Please restate each entry word for word and leave the pictures out.

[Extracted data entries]
———

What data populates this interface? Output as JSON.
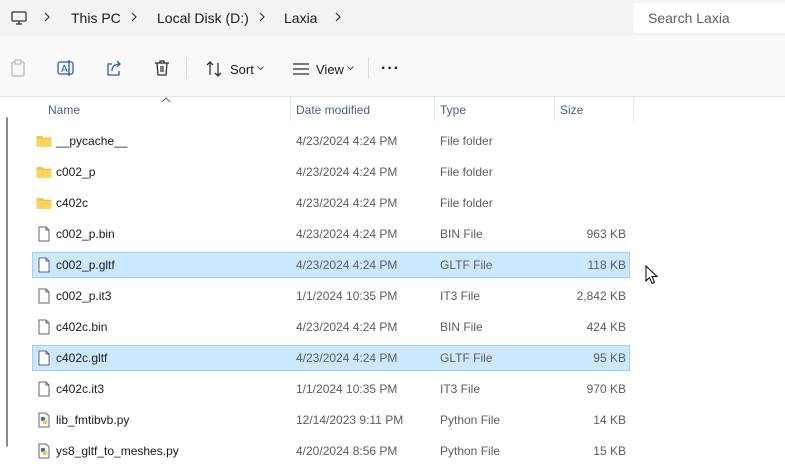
{
  "breadcrumb": {
    "items": [
      "This PC",
      "Local Disk (D:)",
      "Laxia"
    ]
  },
  "search": {
    "placeholder": "Search Laxia"
  },
  "toolbar": {
    "sort_label": "Sort",
    "view_label": "View",
    "more_label": "···"
  },
  "columns": {
    "name": "Name",
    "date": "Date modified",
    "type": "Type",
    "size": "Size"
  },
  "files": [
    {
      "name": "__pycache__",
      "date": "4/23/2024 4:24 PM",
      "type": "File folder",
      "size": "",
      "icon": "folder-icon",
      "selected": false
    },
    {
      "name": "c002_p",
      "date": "4/23/2024 4:24 PM",
      "type": "File folder",
      "size": "",
      "icon": "folder-icon",
      "selected": false
    },
    {
      "name": "c402c",
      "date": "4/23/2024 4:24 PM",
      "type": "File folder",
      "size": "",
      "icon": "folder-icon",
      "selected": false
    },
    {
      "name": "c002_p.bin",
      "date": "4/23/2024 4:24 PM",
      "type": "BIN File",
      "size": "963 KB",
      "icon": "file-icon",
      "selected": false
    },
    {
      "name": "c002_p.gltf",
      "date": "4/23/2024 4:24 PM",
      "type": "GLTF File",
      "size": "118 KB",
      "icon": "file-icon",
      "selected": true
    },
    {
      "name": "c002_p.it3",
      "date": "1/1/2024 10:35 PM",
      "type": "IT3 File",
      "size": "2,842 KB",
      "icon": "file-icon",
      "selected": false
    },
    {
      "name": "c402c.bin",
      "date": "4/23/2024 4:24 PM",
      "type": "BIN File",
      "size": "424 KB",
      "icon": "file-icon",
      "selected": false
    },
    {
      "name": "c402c.gltf",
      "date": "4/23/2024 4:24 PM",
      "type": "GLTF File",
      "size": "95 KB",
      "icon": "file-icon",
      "selected": true
    },
    {
      "name": "c402c.it3",
      "date": "1/1/2024 10:35 PM",
      "type": "IT3 File",
      "size": "970 KB",
      "icon": "file-icon",
      "selected": false
    },
    {
      "name": "lib_fmtibvb.py",
      "date": "12/14/2023 9:11 PM",
      "type": "Python File",
      "size": "14 KB",
      "icon": "python-file-icon",
      "selected": false
    },
    {
      "name": "ys8_gltf_to_meshes.py",
      "date": "4/20/2024 8:56 PM",
      "type": "Python File",
      "size": "15 KB",
      "icon": "python-file-icon",
      "selected": false
    }
  ],
  "colors": {
    "selection": "#cce8ff",
    "selection_border": "#99d1ff",
    "folder": "#f8c73e",
    "header_text": "#4a5f80"
  }
}
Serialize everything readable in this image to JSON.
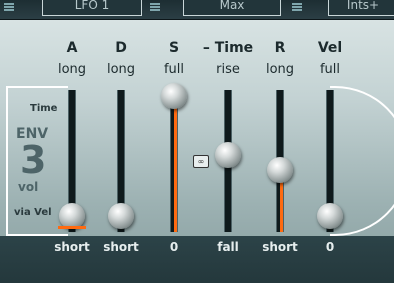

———

§ **ANSWER SECTION**
What data populates this interface? Output as JSON.
{
  "breadcrumb": {
    "items": [
      "This PC",
      "Local Disk (D:)",
      "Laxia"
    ]
  },
  "search": {
    "placeholder": "Search Laxia"
  },
  "toolbar": {
    "sort_label": "Sort",
    "view_label": "View",
    "more_label": "···"
  },
  "columns": {
    "name": "Name",
    "date": "Date modified",
    "type": "Type",
    "size": "Size"
  },
  "files": [
    {
      "name": "__pycache__",
      "date": "4/23/2024 4:24 PM",
      "type": "File folder",
      "size": "",
      "icon": "folder-icon",
      "selected": false
    },
    {
      "name": "c002_p",
      "date": "4/23/2024 4:24 PM",
      "type": "File folder",
      "size": "",
      "icon": "folder-icon",
      "selected": false
    },
    {
      "name": "c402c",
      "date": "4/23/2024 4:24 PM",
      "type": "File folder",
      "size": "",
      "icon": "folder-icon",
      "selected": false
    },
    {
      "name": "c002_p.bin",
      "date": "4/23/2024 4:24 PM",
      "type": "BIN File",
      "size": "963 KB",
      "icon": "file-icon",
      "selected": false
    },
    {
      "name": "c002_p.gltf",
      "date": "4/23/2024 4:24 PM",
      "type": "GLTF File",
      "size": "118 KB",
      "icon": "file-icon",
      "selected": true
    },
    {
      "name": "c002_p.it3",
      "date": "1/1/2024 10:35 PM",
      "type": "IT3 File",
      "size": "2,842 KB",
      "icon": "file-icon",
      "selected": false
    },
    {
      "name": "c402c.bin",
      "date": "4/23/2024 4:24 PM",
      "type": "BIN File",
      "size": "424 KB",
      "icon": "file-icon",
      "selected": false
    },
    {
      "name": "c402c.gltf",
      "date": "4/23/2024 4:24 PM",
      "type": "GLTF File",
      "size": "95 KB",
      "icon": "file-icon",
      "selected": true
    },
    {
      "name": "c402c.it3",
      "date": "1/1/2024 10:35 PM",
      "type": "IT3 File",
      "size": "970 KB",
      "icon": "file-icon",
      "selected": false
    },
    {
      "name": "lib_fmtibvb.py",
      "date": "12/14/2023 9:11 PM",
      "type": "Python File",
      "size": "14 KB",
      "icon": "python-file-icon",
      "selected": false
    },
    {
      "name": "ys8_gltf_to_meshes.py",
      "date": "4/20/2024 8:56 PM",
      "type": "Python File",
      "size": "15 KB",
      "icon": "python-file-icon",
      "selected": false
    }
  ],
  "colors": {
    "selection": "#cce8ff",
    "selection_border": "#99d1ff",
    "folder": "#f8c73e",
    "header_text": "#4a5f80"
  }
}
Serialize everything readable in this image to JSON.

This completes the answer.